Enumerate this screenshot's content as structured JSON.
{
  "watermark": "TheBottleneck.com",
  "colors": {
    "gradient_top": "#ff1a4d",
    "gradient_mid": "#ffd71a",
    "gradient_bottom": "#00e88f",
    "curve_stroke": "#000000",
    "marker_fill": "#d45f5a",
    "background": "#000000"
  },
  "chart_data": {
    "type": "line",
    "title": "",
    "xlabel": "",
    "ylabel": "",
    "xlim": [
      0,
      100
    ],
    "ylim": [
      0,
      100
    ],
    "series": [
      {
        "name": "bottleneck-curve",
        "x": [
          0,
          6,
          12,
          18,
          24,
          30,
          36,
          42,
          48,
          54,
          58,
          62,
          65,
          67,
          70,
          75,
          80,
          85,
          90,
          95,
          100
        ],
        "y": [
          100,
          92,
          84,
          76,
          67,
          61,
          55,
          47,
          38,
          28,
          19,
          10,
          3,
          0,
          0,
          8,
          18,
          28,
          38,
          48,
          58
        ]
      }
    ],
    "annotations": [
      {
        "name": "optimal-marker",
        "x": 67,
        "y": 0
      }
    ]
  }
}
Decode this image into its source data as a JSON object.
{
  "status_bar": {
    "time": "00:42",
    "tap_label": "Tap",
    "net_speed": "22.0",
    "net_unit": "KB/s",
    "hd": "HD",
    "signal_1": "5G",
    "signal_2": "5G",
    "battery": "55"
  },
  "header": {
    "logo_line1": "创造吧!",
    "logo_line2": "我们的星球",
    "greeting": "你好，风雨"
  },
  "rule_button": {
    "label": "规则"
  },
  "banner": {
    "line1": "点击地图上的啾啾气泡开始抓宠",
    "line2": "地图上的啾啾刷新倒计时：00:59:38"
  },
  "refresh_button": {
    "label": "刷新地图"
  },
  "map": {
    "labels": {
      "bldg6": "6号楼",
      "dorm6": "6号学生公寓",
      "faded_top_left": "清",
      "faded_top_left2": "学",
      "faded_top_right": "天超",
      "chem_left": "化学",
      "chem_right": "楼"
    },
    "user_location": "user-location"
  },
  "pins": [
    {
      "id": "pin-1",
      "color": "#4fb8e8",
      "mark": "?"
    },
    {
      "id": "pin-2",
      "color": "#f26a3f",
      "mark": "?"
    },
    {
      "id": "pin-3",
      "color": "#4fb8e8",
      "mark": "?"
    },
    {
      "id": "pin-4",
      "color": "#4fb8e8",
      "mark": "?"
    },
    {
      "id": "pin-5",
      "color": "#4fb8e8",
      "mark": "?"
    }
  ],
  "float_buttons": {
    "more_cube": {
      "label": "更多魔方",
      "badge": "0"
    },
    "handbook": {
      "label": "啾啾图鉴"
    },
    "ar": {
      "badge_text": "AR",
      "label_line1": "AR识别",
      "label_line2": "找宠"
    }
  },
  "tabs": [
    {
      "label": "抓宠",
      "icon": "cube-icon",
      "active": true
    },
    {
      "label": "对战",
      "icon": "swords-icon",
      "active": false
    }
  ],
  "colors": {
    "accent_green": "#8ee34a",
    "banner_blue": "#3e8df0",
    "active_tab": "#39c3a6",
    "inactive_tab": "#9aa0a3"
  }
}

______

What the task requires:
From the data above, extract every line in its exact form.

The answer:
Enumerate this screenshot's content as structured JSON.
{
  "watermark": "TheBottleneck.com",
  "colors": {
    "gradient_top": "#ff1a4d",
    "gradient_mid": "#ffd71a",
    "gradient_bottom": "#00e88f",
    "curve_stroke": "#000000",
    "marker_fill": "#d45f5a",
    "background": "#000000"
  },
  "chart_data": {
    "type": "line",
    "title": "",
    "xlabel": "",
    "ylabel": "",
    "xlim": [
      0,
      100
    ],
    "ylim": [
      0,
      100
    ],
    "series": [
      {
        "name": "bottleneck-curve",
        "x": [
          0,
          6,
          12,
          18,
          24,
          30,
          36,
          42,
          48,
          54,
          58,
          62,
          65,
          67,
          70,
          75,
          80,
          85,
          90,
          95,
          100
        ],
        "y": [
          100,
          92,
          84,
          76,
          67,
          61,
          55,
          47,
          38,
          28,
          19,
          10,
          3,
          0,
          0,
          8,
          18,
          28,
          38,
          48,
          58
        ]
      }
    ],
    "annotations": [
      {
        "name": "optimal-marker",
        "x": 67,
        "y": 0
      }
    ]
  }
}
Decode this image into its source data as a JSON object.
{
  "status_bar": {
    "time": "00:42",
    "tap_label": "Tap",
    "net_speed": "22.0",
    "net_unit": "KB/s",
    "hd": "HD",
    "signal_1": "5G",
    "signal_2": "5G",
    "battery": "55"
  },
  "header": {
    "logo_line1": "创造吧!",
    "logo_line2": "我们的星球",
    "greeting": "你好，风雨"
  },
  "rule_button": {
    "label": "规则"
  },
  "banner": {
    "line1": "点击地图上的啾啾气泡开始抓宠",
    "line2": "地图上的啾啾刷新倒计时：00:59:38"
  },
  "refresh_button": {
    "label": "刷新地图"
  },
  "map": {
    "labels": {
      "bldg6": "6号楼",
      "dorm6": "6号学生公寓",
      "faded_top_left": "清",
      "faded_top_left2": "学",
      "faded_top_right": "天超",
      "chem_left": "化学",
      "chem_right": "楼"
    },
    "user_location": "user-location"
  },
  "pins": [
    {
      "id": "pin-1",
      "color": "#4fb8e8",
      "mark": "?"
    },
    {
      "id": "pin-2",
      "color": "#f26a3f",
      "mark": "?"
    },
    {
      "id": "pin-3",
      "color": "#4fb8e8",
      "mark": "?"
    },
    {
      "id": "pin-4",
      "color": "#4fb8e8",
      "mark": "?"
    },
    {
      "id": "pin-5",
      "color": "#4fb8e8",
      "mark": "?"
    }
  ],
  "float_buttons": {
    "more_cube": {
      "label": "更多魔方",
      "badge": "0"
    },
    "handbook": {
      "label": "啾啾图鉴"
    },
    "ar": {
      "badge_text": "AR",
      "label_line1": "AR识别",
      "label_line2": "找宠"
    }
  },
  "tabs": [
    {
      "label": "抓宠",
      "icon": "cube-icon",
      "active": true
    },
    {
      "label": "对战",
      "icon": "swords-icon",
      "active": false
    }
  ],
  "colors": {
    "accent_green": "#8ee34a",
    "banner_blue": "#3e8df0",
    "active_tab": "#39c3a6",
    "inactive_tab": "#9aa0a3"
  }
}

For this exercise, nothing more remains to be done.